ACTIVITY: Working from the records beneath this line, reproduce each one exactly.

DATA RECORDS:
***

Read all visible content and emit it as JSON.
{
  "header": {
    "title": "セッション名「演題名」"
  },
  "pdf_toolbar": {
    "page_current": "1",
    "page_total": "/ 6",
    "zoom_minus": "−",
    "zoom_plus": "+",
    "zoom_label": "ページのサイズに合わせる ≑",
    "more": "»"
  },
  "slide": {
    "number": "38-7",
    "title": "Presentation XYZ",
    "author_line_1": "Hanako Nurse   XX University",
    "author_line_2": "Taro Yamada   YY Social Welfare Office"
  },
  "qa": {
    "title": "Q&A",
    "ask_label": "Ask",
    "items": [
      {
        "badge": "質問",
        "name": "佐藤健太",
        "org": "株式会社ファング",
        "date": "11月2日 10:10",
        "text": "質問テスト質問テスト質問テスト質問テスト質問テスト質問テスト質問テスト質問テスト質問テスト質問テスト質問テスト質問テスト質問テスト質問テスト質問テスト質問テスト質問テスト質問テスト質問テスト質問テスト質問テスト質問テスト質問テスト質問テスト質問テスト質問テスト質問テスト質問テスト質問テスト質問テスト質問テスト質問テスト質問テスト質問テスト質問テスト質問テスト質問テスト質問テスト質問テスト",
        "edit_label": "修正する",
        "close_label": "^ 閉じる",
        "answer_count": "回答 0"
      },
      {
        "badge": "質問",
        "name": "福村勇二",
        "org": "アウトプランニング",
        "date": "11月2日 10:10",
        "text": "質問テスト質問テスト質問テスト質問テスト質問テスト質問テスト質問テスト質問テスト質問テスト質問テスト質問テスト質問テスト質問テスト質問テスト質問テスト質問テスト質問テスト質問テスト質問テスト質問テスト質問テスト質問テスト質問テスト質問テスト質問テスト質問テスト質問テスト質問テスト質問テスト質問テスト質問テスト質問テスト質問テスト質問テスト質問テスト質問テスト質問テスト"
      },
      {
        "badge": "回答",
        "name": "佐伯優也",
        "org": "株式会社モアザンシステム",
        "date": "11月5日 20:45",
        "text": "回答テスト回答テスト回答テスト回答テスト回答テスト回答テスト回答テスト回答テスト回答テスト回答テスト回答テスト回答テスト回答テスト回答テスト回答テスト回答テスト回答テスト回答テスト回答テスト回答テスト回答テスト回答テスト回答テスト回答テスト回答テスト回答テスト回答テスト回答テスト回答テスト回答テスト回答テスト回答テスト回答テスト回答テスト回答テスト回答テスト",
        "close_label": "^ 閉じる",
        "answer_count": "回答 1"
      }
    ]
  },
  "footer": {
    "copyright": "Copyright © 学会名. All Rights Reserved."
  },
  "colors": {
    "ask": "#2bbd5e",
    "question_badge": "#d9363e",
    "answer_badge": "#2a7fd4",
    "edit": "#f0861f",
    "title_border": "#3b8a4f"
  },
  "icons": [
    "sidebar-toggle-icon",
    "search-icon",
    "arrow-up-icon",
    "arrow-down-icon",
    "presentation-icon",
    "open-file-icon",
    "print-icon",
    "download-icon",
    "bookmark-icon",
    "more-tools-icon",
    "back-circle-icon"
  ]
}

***

EXPECTED OUTPUT:
Read all visible content and emit it as JSON.
{
  "header": {
    "title": "セッション名「演題名」"
  },
  "pdf_toolbar": {
    "page_current": "1",
    "page_total": "/ 6",
    "zoom_minus": "−",
    "zoom_plus": "+",
    "zoom_label": "ページのサイズに合わせる ≑",
    "more": "»"
  },
  "slide": {
    "number": "38-7",
    "title": "Presentation XYZ",
    "author_line_1": "Hanako Nurse   XX University",
    "author_line_2": "Taro Yamada   YY Social Welfare Office"
  },
  "qa": {
    "title": "Q&A",
    "ask_label": "Ask",
    "items": [
      {
        "badge": "質問",
        "name": "佐藤健太",
        "org": "株式会社ファング",
        "date": "11月2日 10:10",
        "text": "質問テスト質問テスト質問テスト質問テスト質問テスト質問テスト質問テスト質問テスト質問テスト質問テスト質問テスト質問テスト質問テスト質問テスト質問テスト質問テスト質問テスト質問テスト質問テスト質問テスト質問テスト質問テスト質問テスト質問テスト質問テスト質問テスト質問テスト質問テスト質問テスト質問テスト質問テスト質問テスト質問テスト質問テスト質問テスト質問テスト質問テスト質問テスト質問テスト",
        "edit_label": "修正する",
        "close_label": "^ 閉じる",
        "answer_count": "回答 0"
      },
      {
        "badge": "質問",
        "name": "福村勇二",
        "org": "アウトプランニング",
        "date": "11月2日 10:10",
        "text": "質問テスト質問テスト質問テスト質問テスト質問テスト質問テスト質問テスト質問テスト質問テスト質問テスト質問テスト質問テスト質問テスト質問テスト質問テスト質問テスト質問テスト質問テスト質問テスト質問テスト質問テスト質問テスト質問テスト質問テスト質問テスト質問テスト質問テスト質問テスト質問テスト質問テスト質問テスト質問テスト質問テスト質問テスト質問テスト質問テスト質問テスト"
      },
      {
        "badge": "回答",
        "name": "佐伯優也",
        "org": "株式会社モアザンシステム",
        "date": "11月5日 20:45",
        "text": "回答テスト回答テスト回答テスト回答テスト回答テスト回答テスト回答テスト回答テスト回答テスト回答テスト回答テスト回答テスト回答テスト回答テスト回答テスト回答テスト回答テスト回答テスト回答テスト回答テスト回答テスト回答テスト回答テスト回答テスト回答テスト回答テスト回答テスト回答テスト回答テスト回答テスト回答テスト回答テスト回答テスト回答テスト回答テスト回答テスト",
        "close_label": "^ 閉じる",
        "answer_count": "回答 1"
      }
    ]
  },
  "footer": {
    "copyright": "Copyright © 学会名. All Rights Reserved."
  },
  "colors": {
    "ask": "#2bbd5e",
    "question_badge": "#d9363e",
    "answer_badge": "#2a7fd4",
    "edit": "#f0861f",
    "title_border": "#3b8a4f"
  },
  "icons": [
    "sidebar-toggle-icon",
    "search-icon",
    "arrow-up-icon",
    "arrow-down-icon",
    "presentation-icon",
    "open-file-icon",
    "print-icon",
    "download-icon",
    "bookmark-icon",
    "more-tools-icon",
    "back-circle-icon"
  ]
}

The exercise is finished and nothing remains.